--- REQUIREMENT ---
Return each entry word for word. Leave the images out.

Entries taken from a collection

_____

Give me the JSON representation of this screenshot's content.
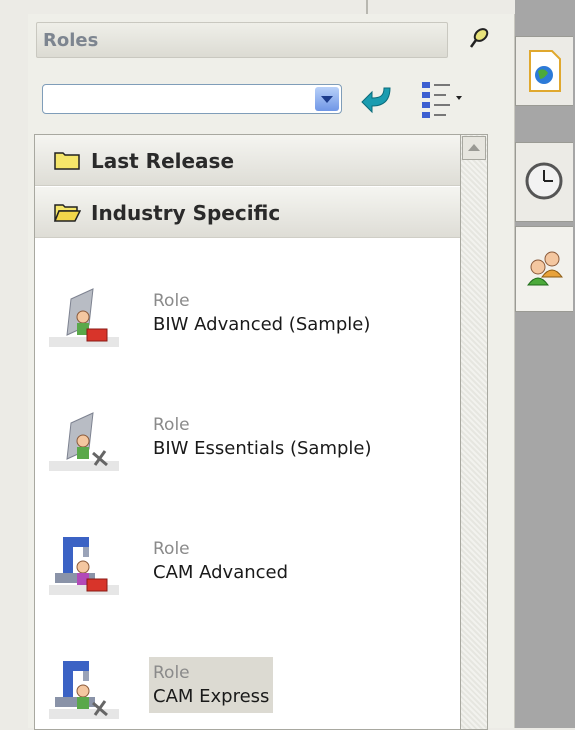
{
  "panel": {
    "title": "Roles"
  },
  "toolbar": {
    "search_value": "",
    "search_placeholder": ""
  },
  "categories": [
    {
      "label": "Last Release",
      "state": "collapsed"
    },
    {
      "label": "Industry Specific",
      "state": "expanded"
    }
  ],
  "roles": [
    {
      "type": "Role",
      "name": "BIW Advanced (Sample)",
      "icon": "biw-advanced-role-icon"
    },
    {
      "type": "Role",
      "name": "BIW Essentials (Sample)",
      "icon": "biw-essentials-role-icon"
    },
    {
      "type": "Role",
      "name": "CAM Advanced",
      "icon": "cam-advanced-role-icon"
    },
    {
      "type": "Role",
      "name": "CAM Express",
      "icon": "cam-express-role-icon",
      "selected": true
    }
  ],
  "side_tabs": [
    {
      "icon": "web-page-icon"
    },
    {
      "icon": "history-clock-icon"
    },
    {
      "icon": "roles-users-icon",
      "active": true
    }
  ],
  "colors": {
    "panel_bg": "#efefe9",
    "header_text": "#7d8590",
    "selected_bg": "#dcdad2",
    "right_strip": "#a6a6a6"
  }
}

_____

--- YOUR SOLUTION ---
Give me the JSON representation of this screenshot's content.
{
  "panel": {
    "title": "Roles"
  },
  "toolbar": {
    "search_value": "",
    "search_placeholder": ""
  },
  "categories": [
    {
      "label": "Last Release",
      "state": "collapsed"
    },
    {
      "label": "Industry Specific",
      "state": "expanded"
    }
  ],
  "roles": [
    {
      "type": "Role",
      "name": "BIW Advanced (Sample)",
      "icon": "biw-advanced-role-icon"
    },
    {
      "type": "Role",
      "name": "BIW Essentials (Sample)",
      "icon": "biw-essentials-role-icon"
    },
    {
      "type": "Role",
      "name": "CAM Advanced",
      "icon": "cam-advanced-role-icon"
    },
    {
      "type": "Role",
      "name": "CAM Express",
      "icon": "cam-express-role-icon",
      "selected": true
    }
  ],
  "side_tabs": [
    {
      "icon": "web-page-icon"
    },
    {
      "icon": "history-clock-icon"
    },
    {
      "icon": "roles-users-icon",
      "active": true
    }
  ],
  "colors": {
    "panel_bg": "#efefe9",
    "header_text": "#7d8590",
    "selected_bg": "#dcdad2",
    "right_strip": "#a6a6a6"
  }
}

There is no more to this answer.